Publisher: Half Baked Beans
“Love, again” is for the die-hard romantics. The blurb is self-explanatory. The book is different from the other novellas, in a way that it provides twice the pleasure and happiness of reading romantic fiction. This is because there are two heartwarming stories in the book. The first tale, “These lines of mehendi”, revolves around Lalitha, who is adaptive, conscientious but a victim of her own fate. After going through a collapsed marriage and the sudden demise of her husband and she learns to live within her means. She runs a beauty parlour to provide for herself. But when her aunt Padma tries to coax her to enter into a “marriage of convenience” with Shrikant, she gives in, because it is equivalent to a port in any storm. Unable to argue the toss, she remarries. On the other hand, is Shrikant, who was left at the altar just a month before his wedding. Owing to the heat of the situation and the constant emotional turmoil, Shrikant wants a “marriage of convenience”, wherein there will be no expectations, no commitments and no physical or emotional touch in the relationship. Will Lalitha and Shrikant find their love, again? Read on, to know more!

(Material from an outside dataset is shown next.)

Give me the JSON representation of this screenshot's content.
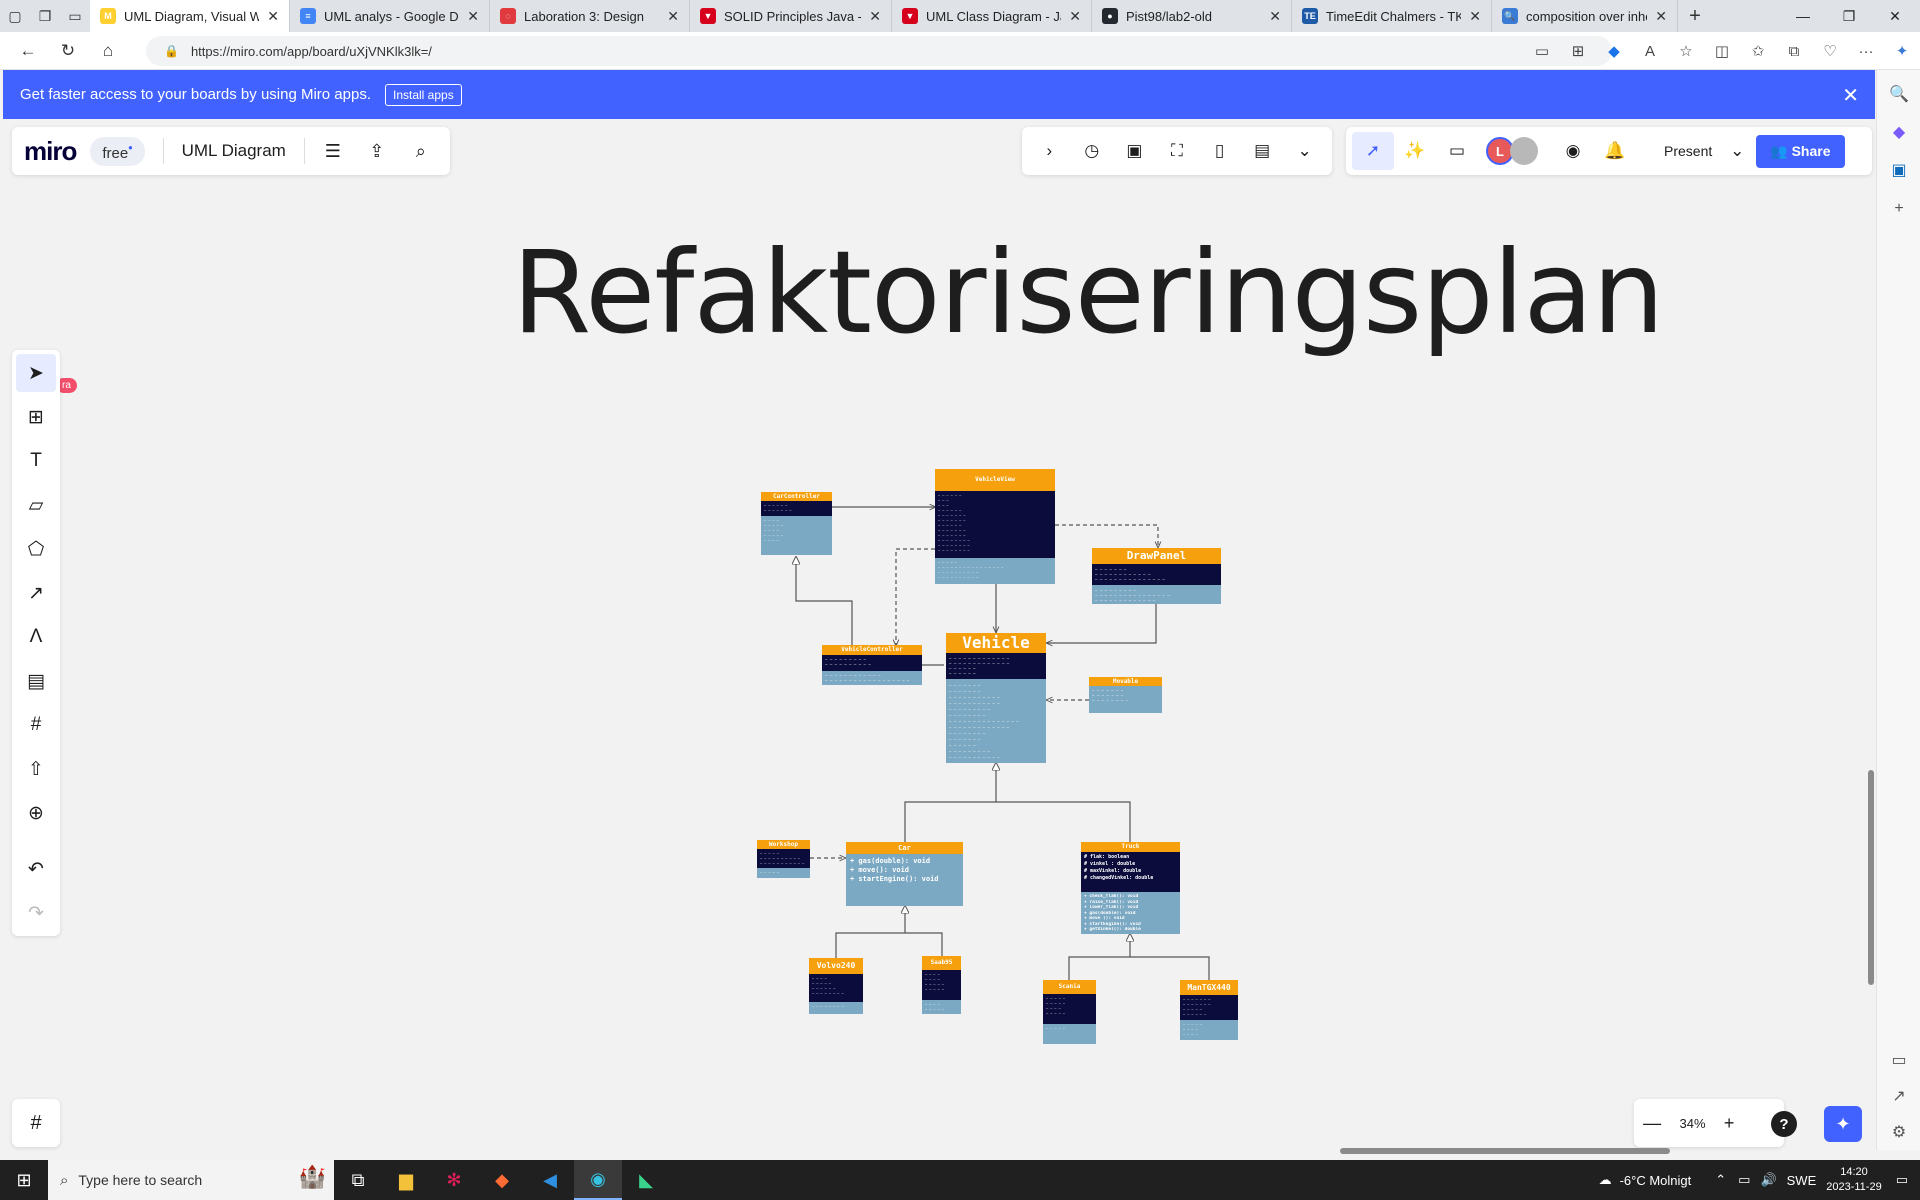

The second tale, “A tulip in the desert”, is a tale set on the foreign grounds (Amsterdam). With a flavour of Egyptian History, the story revolves around Charmaine, who is independent, smart and iron-willed. Charmaine dives into the world of Cleopatra and the other events of Egyptian history though she reads history for the very first time. And then destiny plays its role and Raj barges into her life. Does cupid strike Charmaine’s heart? How does Raj manage to choose between his love and the history? Read on, to know more!
“Love, again” is a delightful read. The cover is picturesque, with all the dreamy colours and the title is self-explanatory. The first story, “These lines of mehendi”, has been beautifully crafted but is predictable to a large extent. The narration is lucid, the expressions and dialogues give life to the characters. Lalitha is the protagonist opposite to Shrikant and both the characters balance each other pretty well. The content is grammatically correct. The author has successfully portrayed a character of a strong woman, whose husband, in some way, cuts the ground from under her feet, but still she learns to survive on her own. Overall, a delightful story!
The second story, “A tulip in the desert”, is different in the way that it includes the flavour of Egyptian history too. The author has done sufficient research on Cleopatra and the twists and turn of events in the story keep the reader’s attention intact. The descriptions are picturesque and the plot has adventure mixed with strong emotions. This is one filmy story which leaves the readers wanting for more (A hint for the author to try converting this into a full-fledged novella). The author has created a perfect balance between the personalities of the protagonists making it, altogether, an interesting read.
Kudos to both the authors!
The major drawback in this book is the presence of ambiguous sentences which force the reader to read them twice or thrice to understand what is being said. One can encounter typing errors and proofreading errors time and again.